Des – Contraction of “Designated Driver”. This is the person who decides to abstain from alcohol on a night out in order to be able to drive the rest of the gang back from the hotel.
Gloopy – A very technical term that I thought adequately described the weather that day. Imagine a gloopy sky as some sort of thick, wet, drab and crappy thing and you’ll get the idea. In short – not jumpable.
Fly Like Brick – A term that conjures up an image of an aerodynamic incompetence, when actually exactly the opposite is true. Two of the guys on this team, Jarno Cordia and Patrick Wake were our coaches for the camp.
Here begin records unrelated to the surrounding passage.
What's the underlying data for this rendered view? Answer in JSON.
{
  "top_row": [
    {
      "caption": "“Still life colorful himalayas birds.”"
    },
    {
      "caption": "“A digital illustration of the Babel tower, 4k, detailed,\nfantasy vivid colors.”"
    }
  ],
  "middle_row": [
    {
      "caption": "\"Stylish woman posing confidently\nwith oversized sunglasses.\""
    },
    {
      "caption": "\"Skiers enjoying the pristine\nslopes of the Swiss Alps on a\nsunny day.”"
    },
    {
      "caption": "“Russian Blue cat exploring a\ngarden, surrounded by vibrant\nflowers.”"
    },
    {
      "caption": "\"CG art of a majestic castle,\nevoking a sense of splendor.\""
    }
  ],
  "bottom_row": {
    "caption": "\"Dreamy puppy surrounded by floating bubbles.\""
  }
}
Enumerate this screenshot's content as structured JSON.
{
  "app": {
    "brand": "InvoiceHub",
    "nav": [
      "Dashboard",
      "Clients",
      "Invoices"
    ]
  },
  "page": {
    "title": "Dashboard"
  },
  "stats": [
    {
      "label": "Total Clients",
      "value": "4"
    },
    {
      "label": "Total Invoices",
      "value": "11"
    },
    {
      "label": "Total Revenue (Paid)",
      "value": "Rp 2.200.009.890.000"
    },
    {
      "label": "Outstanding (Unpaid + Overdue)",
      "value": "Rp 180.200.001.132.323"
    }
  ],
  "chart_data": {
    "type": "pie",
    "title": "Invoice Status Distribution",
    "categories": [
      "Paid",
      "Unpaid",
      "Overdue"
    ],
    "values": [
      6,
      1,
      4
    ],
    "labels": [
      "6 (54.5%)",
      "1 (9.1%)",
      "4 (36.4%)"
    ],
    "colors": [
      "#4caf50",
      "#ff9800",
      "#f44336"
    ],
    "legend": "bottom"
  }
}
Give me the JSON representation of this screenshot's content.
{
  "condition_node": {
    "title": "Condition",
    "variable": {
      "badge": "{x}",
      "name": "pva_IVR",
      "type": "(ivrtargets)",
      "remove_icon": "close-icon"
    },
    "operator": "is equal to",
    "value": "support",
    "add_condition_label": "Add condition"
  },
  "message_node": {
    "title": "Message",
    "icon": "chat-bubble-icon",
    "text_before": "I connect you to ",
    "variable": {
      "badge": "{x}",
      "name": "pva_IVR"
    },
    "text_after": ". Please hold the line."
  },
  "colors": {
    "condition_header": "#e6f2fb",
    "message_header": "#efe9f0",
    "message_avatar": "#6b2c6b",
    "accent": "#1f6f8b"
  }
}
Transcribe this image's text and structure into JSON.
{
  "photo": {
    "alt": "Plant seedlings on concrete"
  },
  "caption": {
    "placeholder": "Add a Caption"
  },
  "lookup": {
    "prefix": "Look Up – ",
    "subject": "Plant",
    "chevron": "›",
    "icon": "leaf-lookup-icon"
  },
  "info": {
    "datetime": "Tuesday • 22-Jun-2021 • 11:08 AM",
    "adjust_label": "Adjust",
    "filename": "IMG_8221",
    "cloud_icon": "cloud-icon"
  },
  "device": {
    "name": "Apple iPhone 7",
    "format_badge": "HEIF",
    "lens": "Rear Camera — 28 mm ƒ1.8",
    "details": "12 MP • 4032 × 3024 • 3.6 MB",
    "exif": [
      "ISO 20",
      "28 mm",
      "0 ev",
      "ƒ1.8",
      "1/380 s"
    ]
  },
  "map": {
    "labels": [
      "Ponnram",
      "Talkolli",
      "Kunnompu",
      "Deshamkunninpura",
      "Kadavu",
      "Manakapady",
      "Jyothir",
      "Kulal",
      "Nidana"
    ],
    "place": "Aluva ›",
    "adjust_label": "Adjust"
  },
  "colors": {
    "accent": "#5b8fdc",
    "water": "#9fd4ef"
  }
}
Optima – One particular type of a piece of technology skydivers must wear when performing wingsuit and some other types of skydive. It is an audible altimeter which produces ear-splitting sounds at pre-determined heights to warn that the time has come to save one’s life by opening the parachute.
White Tail – A native spider that has been blamed for some horrible injuries to people. It was thought the bite from this spider caused necrosis, however further studies are inconclusive.
I don’t give a shit – I kill them all.
AFF – Accelerated Free Fall. The training course for ab initio skydivers, now used pretty much throughout the world. In Australia we have nine stages in the training table.
Hop’n’Pop – A skydive whereby the jumper leaves the aircraft at a lower altitude and deploys the parachute after only a very short free fall. The canopy opens at sub-terminal speed.
Ring the bell – what skydivers do when they achieve a first in anything, such as “first solo” or “first wingsuit flight”.
Skydiving can be a costly sport…